EXERCISE DETAILS: From the records below, extract all the text exactly and leave the images behind.
•••••
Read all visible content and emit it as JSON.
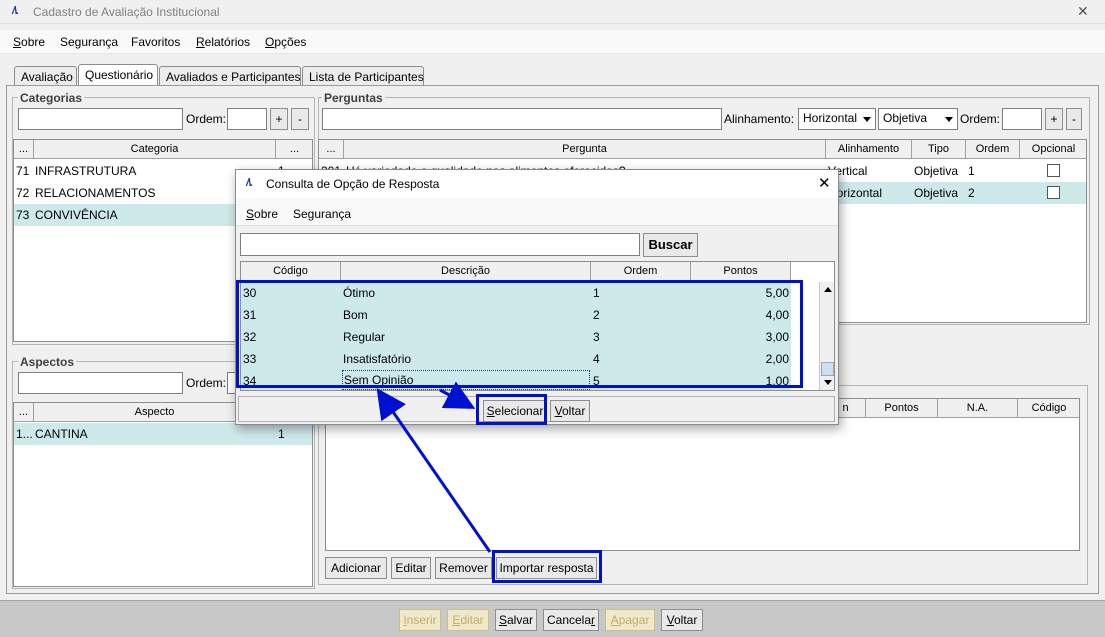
{
  "window": {
    "title": "Cadastro de Avaliação Institucional",
    "logo": "/\\.",
    "close": "✕"
  },
  "menu": {
    "sobre_prefix": "S",
    "sobre_rest": "obre",
    "seguranca": "Segurança",
    "favoritos": "Favoritos",
    "relatorios_prefix": "R",
    "relatorios_rest": "elatórios",
    "opcoes_prefix": "O",
    "opcoes_rest": "pções"
  },
  "tabs": [
    "Avaliação",
    "Questionário",
    "Avaliados e Participantes",
    "Lista de Participantes"
  ],
  "categorias": {
    "label": "Categorias",
    "ordem_label": "Ordem:",
    "plus": "+",
    "minus": "-",
    "headers": [
      "...",
      "Categoria",
      "..."
    ],
    "rows": [
      {
        "id": "71",
        "name": "INFRASTRUTURA",
        "extra": "1"
      },
      {
        "id": "72",
        "name": "RELACIONAMENTOS",
        "extra": ""
      },
      {
        "id": "73",
        "name": "CONVIVÊNCIA",
        "extra": ""
      }
    ]
  },
  "perguntas": {
    "label": "Perguntas",
    "alinhamento_label": "Alinhamento:",
    "alinhamento_value": "Horizontal",
    "tipo_value": "Objetiva",
    "ordem_label": "Ordem:",
    "plus": "+",
    "minus": "-",
    "headers": [
      "...",
      "Pergunta",
      "Alinhamento",
      "Tipo",
      "Ordem",
      "Opcional"
    ],
    "rows": [
      {
        "id": "201",
        "text": "Há variedade e qualidade nos alimentos oferecidos?",
        "alinhamento": "Vertical",
        "tipo": "Objetiva",
        "ordem": "1"
      },
      {
        "id": "",
        "text": "",
        "alinhamento": "Horizontal",
        "tipo": "Objetiva",
        "ordem": "2"
      }
    ]
  },
  "aspectos": {
    "label": "Aspectos",
    "ordem_label": "Ordem:",
    "headers": [
      "...",
      "Aspecto",
      "..."
    ],
    "rows": [
      {
        "id": "1...",
        "name": "CANTINA",
        "extra": "1"
      }
    ]
  },
  "respostas": {
    "headers": [
      "n",
      "Pontos",
      "N.A.",
      "Código"
    ],
    "buttons": {
      "adicionar": "Adicionar",
      "editar": "Editar",
      "remover": "Remover",
      "importar": "Importar resposta"
    }
  },
  "footer": {
    "inserir_prefix": "I",
    "inserir_rest": "nserir",
    "editar_prefix": "E",
    "editar_rest": "ditar",
    "salvar_prefix": "S",
    "salvar_rest": "alvar",
    "cancelar_prefix": "Cancela",
    "cancelar_rest": "r",
    "apagar_prefix": "A",
    "apagar_rest": "pagar",
    "voltar_prefix": "V",
    "voltar_rest": "oltar"
  },
  "dialog": {
    "title": "Consulta de Opção de Resposta",
    "close": "✕",
    "menu_sobre_prefix": "S",
    "menu_sobre_rest": "obre",
    "menu_seguranca": "Segurança",
    "buscar": "Buscar",
    "headers": [
      "Código",
      "Descrição",
      "Ordem",
      "Pontos"
    ],
    "rows": [
      {
        "codigo": "30",
        "descricao": "Ótimo",
        "ordem": "1",
        "pontos": "5,00"
      },
      {
        "codigo": "31",
        "descricao": "Bom",
        "ordem": "2",
        "pontos": "4,00"
      },
      {
        "codigo": "32",
        "descricao": "Regular",
        "ordem": "3",
        "pontos": "3,00"
      },
      {
        "codigo": "33",
        "descricao": "Insatisfatório",
        "ordem": "4",
        "pontos": "2,00"
      },
      {
        "codigo": "34",
        "descricao": "Sem Opinião",
        "ordem": "5",
        "pontos": "1,00"
      }
    ],
    "selecionar_prefix": "S",
    "selecionar_rest": "elecionar",
    "voltar_prefix": "V",
    "voltar_rest": "oltar"
  },
  "colors": {
    "selection": "#cde9ea",
    "annotation": "#0010d0"
  }
}
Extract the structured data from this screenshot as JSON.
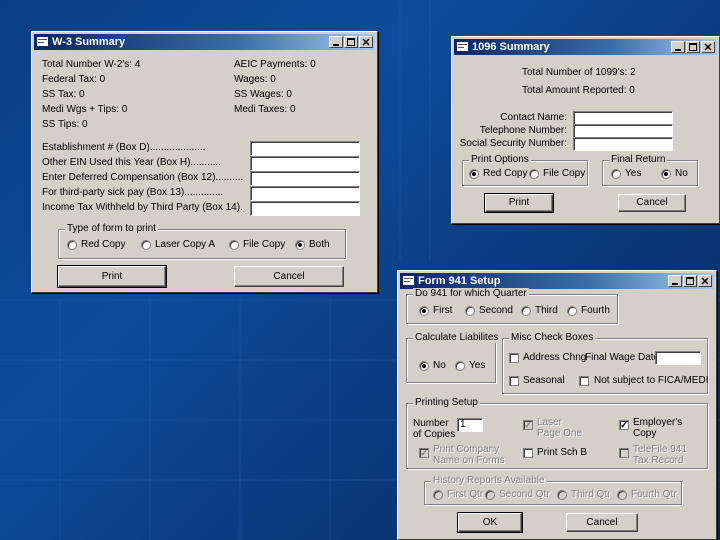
{
  "w3": {
    "title": "W-3 Summary",
    "left_lines": [
      "Total Number W-2's: 4",
      "Federal Tax: 0",
      "SS Tax: 0",
      "Medi Wgs + Tips: 0",
      "SS Tips: 0"
    ],
    "right_lines": [
      "AEIC Payments: 0",
      "Wages: 0",
      "SS Wages: 0",
      "Medi Taxes: 0"
    ],
    "fields": [
      {
        "label": "Establishment # (Box D)....................",
        "value": ""
      },
      {
        "label": "Other EIN Used this Year (Box H)...........",
        "value": ""
      },
      {
        "label": "Enter Deferred Compensation (Box 12)..........",
        "value": ""
      },
      {
        "label": "For third-party sick pay (Box 13)..............",
        "value": ""
      },
      {
        "label": "Income Tax Withheld by Third Party (Box 14).",
        "value": ""
      }
    ],
    "form_type_group": "Type of form to print",
    "form_types": [
      "Red Copy",
      "Laser Copy A",
      "File Copy",
      "Both"
    ],
    "selected_form_type": "Both",
    "print_label": "Print",
    "cancel_label": "Cancel"
  },
  "s1096": {
    "title": "1096 Summary",
    "total_line": "Total Number of 1099's: 2",
    "amount_line": "Total Amount Reported: 0",
    "fields": [
      {
        "label": "Contact Name:",
        "value": ""
      },
      {
        "label": "Telephone Number:",
        "value": ""
      },
      {
        "label": "Social Security Number:",
        "value": ""
      }
    ],
    "print_options_group": "Print Options",
    "print_options": [
      "Red Copy",
      "File Copy"
    ],
    "selected_print_option": "Red Copy",
    "final_return_group": "Final Return",
    "final_return_options": [
      "Yes",
      "No"
    ],
    "selected_final_return": "No",
    "print_label": "Print",
    "cancel_label": "Cancel"
  },
  "f941": {
    "title": "Form 941 Setup",
    "quarter_group": "Do 941 for which Quarter",
    "quarters": [
      "First",
      "Second",
      "Third",
      "Fourth"
    ],
    "selected_quarter": "First",
    "liabilities_group": "Calculate Liabilites",
    "liabilities_options": [
      "No",
      "Yes"
    ],
    "selected_liability": "No",
    "misc_group": "Misc Check Boxes",
    "misc_address": "Address Chng",
    "misc_final_wages": "Final Wage Date",
    "misc_final_wages_value": "",
    "misc_seasonal": "Seasonal",
    "misc_not_subject": "Not subject to FICA/MEDI",
    "printing_group": "Printing Setup",
    "copies_label": "Number of Copies",
    "copies_value": "1",
    "laser_page_one": "Laser Page One",
    "employers_copy": "Employer's Copy",
    "print_company_name": "Print Company Name on Forms",
    "print_sch_b": "Print Sch B",
    "telefile": "TeleFile 941 Tax Record",
    "history_group": "History Reports Available",
    "history_options": [
      "First Qtr",
      "Second Qtr",
      "Third Qtr",
      "Fourth Qtr"
    ],
    "ok_label": "OK",
    "cancel_label": "Cancel"
  },
  "colors": {
    "titlebar_start": "#0a246a",
    "titlebar_end": "#a6caf0",
    "window_face": "#d4d0c8",
    "desktop_blue": "#0d4c9c"
  }
}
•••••
ANSWER TO THIS PROBLEM:
Read all visible content and emit it as JSON.
{
  "window": {
    "title": "Cadastro de Avaliação Institucional",
    "logo": "/\\.",
    "close": "✕"
  },
  "menu": {
    "sobre_prefix": "S",
    "sobre_rest": "obre",
    "seguranca": "Segurança",
    "favoritos": "Favoritos",
    "relatorios_prefix": "R",
    "relatorios_rest": "elatórios",
    "opcoes_prefix": "O",
    "opcoes_rest": "pções"
  },
  "tabs": [
    "Avaliação",
    "Questionário",
    "Avaliados e Participantes",
    "Lista de Participantes"
  ],
  "categorias": {
    "label": "Categorias",
    "ordem_label": "Ordem:",
    "plus": "+",
    "minus": "-",
    "headers": [
      "...",
      "Categoria",
      "..."
    ],
    "rows": [
      {
        "id": "71",
        "name": "INFRASTRUTURA",
        "extra": "1"
      },
      {
        "id": "72",
        "name": "RELACIONAMENTOS",
        "extra": ""
      },
      {
        "id": "73",
        "name": "CONVIVÊNCIA",
        "extra": ""
      }
    ]
  },
  "perguntas": {
    "label": "Perguntas",
    "alinhamento_label": "Alinhamento:",
    "alinhamento_value": "Horizontal",
    "tipo_value": "Objetiva",
    "ordem_label": "Ordem:",
    "plus": "+",
    "minus": "-",
    "headers": [
      "...",
      "Pergunta",
      "Alinhamento",
      "Tipo",
      "Ordem",
      "Opcional"
    ],
    "rows": [
      {
        "id": "201",
        "text": "Há variedade e qualidade nos alimentos oferecidos?",
        "alinhamento": "Vertical",
        "tipo": "Objetiva",
        "ordem": "1"
      },
      {
        "id": "",
        "text": "",
        "alinhamento": "Horizontal",
        "tipo": "Objetiva",
        "ordem": "2"
      }
    ]
  },
  "aspectos": {
    "label": "Aspectos",
    "ordem_label": "Ordem:",
    "headers": [
      "...",
      "Aspecto",
      "..."
    ],
    "rows": [
      {
        "id": "1...",
        "name": "CANTINA",
        "extra": "1"
      }
    ]
  },
  "respostas": {
    "headers": [
      "n",
      "Pontos",
      "N.A.",
      "Código"
    ],
    "buttons": {
      "adicionar": "Adicionar",
      "editar": "Editar",
      "remover": "Remover",
      "importar": "Importar resposta"
    }
  },
  "footer": {
    "inserir_prefix": "I",
    "inserir_rest": "nserir",
    "editar_prefix": "E",
    "editar_rest": "ditar",
    "salvar_prefix": "S",
    "salvar_rest": "alvar",
    "cancelar_prefix": "Cancela",
    "cancelar_rest": "r",
    "apagar_prefix": "A",
    "apagar_rest": "pagar",
    "voltar_prefix": "V",
    "voltar_rest": "oltar"
  },
  "dialog": {
    "title": "Consulta de Opção de Resposta",
    "close": "✕",
    "menu_sobre_prefix": "S",
    "menu_sobre_rest": "obre",
    "menu_seguranca": "Segurança",
    "buscar": "Buscar",
    "headers": [
      "Código",
      "Descrição",
      "Ordem",
      "Pontos"
    ],
    "rows": [
      {
        "codigo": "30",
        "descricao": "Ótimo",
        "ordem": "1",
        "pontos": "5,00"
      },
      {
        "codigo": "31",
        "descricao": "Bom",
        "ordem": "2",
        "pontos": "4,00"
      },
      {
        "codigo": "32",
        "descricao": "Regular",
        "ordem": "3",
        "pontos": "3,00"
      },
      {
        "codigo": "33",
        "descricao": "Insatisfatório",
        "ordem": "4",
        "pontos": "2,00"
      },
      {
        "codigo": "34",
        "descricao": "Sem Opinião",
        "ordem": "5",
        "pontos": "1,00"
      }
    ],
    "selecionar_prefix": "S",
    "selecionar_rest": "elecionar",
    "voltar_prefix": "V",
    "voltar_rest": "oltar"
  },
  "colors": {
    "selection": "#cde9ea",
    "annotation": "#0010d0"
  }
}
Extract the structured data from this screenshot as JSON.
{
  "w3": {
    "title": "W-3 Summary",
    "left_lines": [
      "Total Number W-2's: 4",
      "Federal Tax: 0",
      "SS Tax: 0",
      "Medi Wgs + Tips: 0",
      "SS Tips: 0"
    ],
    "right_lines": [
      "AEIC Payments: 0",
      "Wages: 0",
      "SS Wages: 0",
      "Medi Taxes: 0"
    ],
    "fields": [
      {
        "label": "Establishment # (Box D)....................",
        "value": ""
      },
      {
        "label": "Other EIN Used this Year (Box H)...........",
        "value": ""
      },
      {
        "label": "Enter Deferred Compensation (Box 12)..........",
        "value": ""
      },
      {
        "label": "For third-party sick pay (Box 13)..............",
        "value": ""
      },
      {
        "label": "Income Tax Withheld by Third Party (Box 14).",
        "value": ""
      }
    ],
    "form_type_group": "Type of form to print",
    "form_types": [
      "Red Copy",
      "Laser Copy A",
      "File Copy",
      "Both"
    ],
    "selected_form_type": "Both",
    "print_label": "Print",
    "cancel_label": "Cancel"
  },
  "s1096": {
    "title": "1096 Summary",
    "total_line": "Total Number of 1099's: 2",
    "amount_line": "Total Amount Reported: 0",
    "fields": [
      {
        "label": "Contact Name:",
        "value": ""
      },
      {
        "label": "Telephone Number:",
        "value": ""
      },
      {
        "label": "Social Security Number:",
        "value": ""
      }
    ],
    "print_options_group": "Print Options",
    "print_options": [
      "Red Copy",
      "File Copy"
    ],
    "selected_print_option": "Red Copy",
    "final_return_group": "Final Return",
    "final_return_options": [
      "Yes",
      "No"
    ],
    "selected_final_return": "No",
    "print_label": "Print",
    "cancel_label": "Cancel"
  },
  "f941": {
    "title": "Form 941 Setup",
    "quarter_group": "Do 941 for which Quarter",
    "quarters": [
      "First",
      "Second",
      "Third",
      "Fourth"
    ],
    "selected_quarter": "First",
    "liabilities_group": "Calculate Liabilites",
    "liabilities_options": [
      "No",
      "Yes"
    ],
    "selected_liability": "No",
    "misc_group": "Misc Check Boxes",
    "misc_address": "Address Chng",
    "misc_final_wages": "Final Wage Date",
    "misc_final_wages_value": "",
    "misc_seasonal": "Seasonal",
    "misc_not_subject": "Not subject to FICA/MEDI",
    "printing_group": "Printing Setup",
    "copies_label": "Number of Copies",
    "copies_value": "1",
    "laser_page_one": "Laser Page One",
    "employers_copy": "Employer's Copy",
    "print_company_name": "Print Company Name on Forms",
    "print_sch_b": "Print Sch B",
    "telefile": "TeleFile 941 Tax Record",
    "history_group": "History Reports Available",
    "history_options": [
      "First Qtr",
      "Second Qtr",
      "Third Qtr",
      "Fourth Qtr"
    ],
    "ok_label": "OK",
    "cancel_label": "Cancel"
  },
  "colors": {
    "titlebar_start": "#0a246a",
    "titlebar_end": "#a6caf0",
    "window_face": "#d4d0c8",
    "desktop_blue": "#0d4c9c"
  }
}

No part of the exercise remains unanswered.